» WHAT IS BEING ASKED
Each entry is to be given again word for word; images are dropped.

(Dataset rows describing interfaces)

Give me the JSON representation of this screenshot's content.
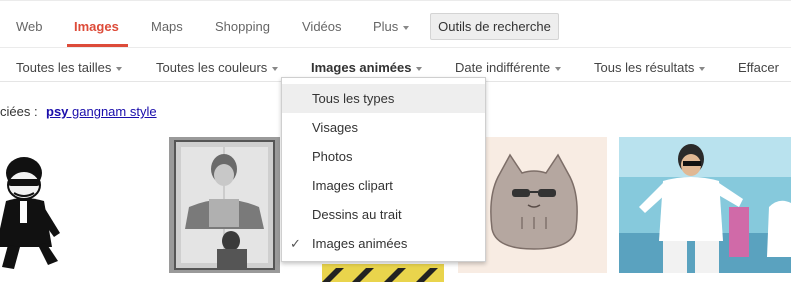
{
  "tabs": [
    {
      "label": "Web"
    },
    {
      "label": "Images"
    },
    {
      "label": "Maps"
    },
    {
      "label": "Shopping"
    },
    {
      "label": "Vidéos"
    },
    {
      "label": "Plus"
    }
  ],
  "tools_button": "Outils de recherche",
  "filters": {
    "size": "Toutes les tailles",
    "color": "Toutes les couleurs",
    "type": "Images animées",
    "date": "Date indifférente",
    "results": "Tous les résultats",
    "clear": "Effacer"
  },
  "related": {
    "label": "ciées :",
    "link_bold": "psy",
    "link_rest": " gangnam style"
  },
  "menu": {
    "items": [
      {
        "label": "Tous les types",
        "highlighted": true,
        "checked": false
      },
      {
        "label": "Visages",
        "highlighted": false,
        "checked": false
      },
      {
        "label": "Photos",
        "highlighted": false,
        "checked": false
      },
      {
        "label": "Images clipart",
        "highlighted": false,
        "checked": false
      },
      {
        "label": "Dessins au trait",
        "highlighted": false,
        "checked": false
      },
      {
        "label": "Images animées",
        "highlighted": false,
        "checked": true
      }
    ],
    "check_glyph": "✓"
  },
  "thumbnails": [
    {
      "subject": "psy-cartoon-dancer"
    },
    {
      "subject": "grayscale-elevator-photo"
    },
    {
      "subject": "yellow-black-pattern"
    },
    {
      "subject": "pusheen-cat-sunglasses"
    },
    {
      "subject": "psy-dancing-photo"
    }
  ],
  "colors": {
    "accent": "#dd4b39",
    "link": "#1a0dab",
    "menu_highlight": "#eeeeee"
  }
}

» ANSWER SPACE
Give me the JSON representation of this screenshot's content.
{
  "tabs": [
    {
      "label": "Web"
    },
    {
      "label": "Images"
    },
    {
      "label": "Maps"
    },
    {
      "label": "Shopping"
    },
    {
      "label": "Vidéos"
    },
    {
      "label": "Plus"
    }
  ],
  "tools_button": "Outils de recherche",
  "filters": {
    "size": "Toutes les tailles",
    "color": "Toutes les couleurs",
    "type": "Images animées",
    "date": "Date indifférente",
    "results": "Tous les résultats",
    "clear": "Effacer"
  },
  "related": {
    "label": "ciées :",
    "link_bold": "psy",
    "link_rest": " gangnam style"
  },
  "menu": {
    "items": [
      {
        "label": "Tous les types",
        "highlighted": true,
        "checked": false
      },
      {
        "label": "Visages",
        "highlighted": false,
        "checked": false
      },
      {
        "label": "Photos",
        "highlighted": false,
        "checked": false
      },
      {
        "label": "Images clipart",
        "highlighted": false,
        "checked": false
      },
      {
        "label": "Dessins au trait",
        "highlighted": false,
        "checked": false
      },
      {
        "label": "Images animées",
        "highlighted": false,
        "checked": true
      }
    ],
    "check_glyph": "✓"
  },
  "thumbnails": [
    {
      "subject": "psy-cartoon-dancer"
    },
    {
      "subject": "grayscale-elevator-photo"
    },
    {
      "subject": "yellow-black-pattern"
    },
    {
      "subject": "pusheen-cat-sunglasses"
    },
    {
      "subject": "psy-dancing-photo"
    }
  ],
  "colors": {
    "accent": "#dd4b39",
    "link": "#1a0dab",
    "menu_highlight": "#eeeeee"
  }
}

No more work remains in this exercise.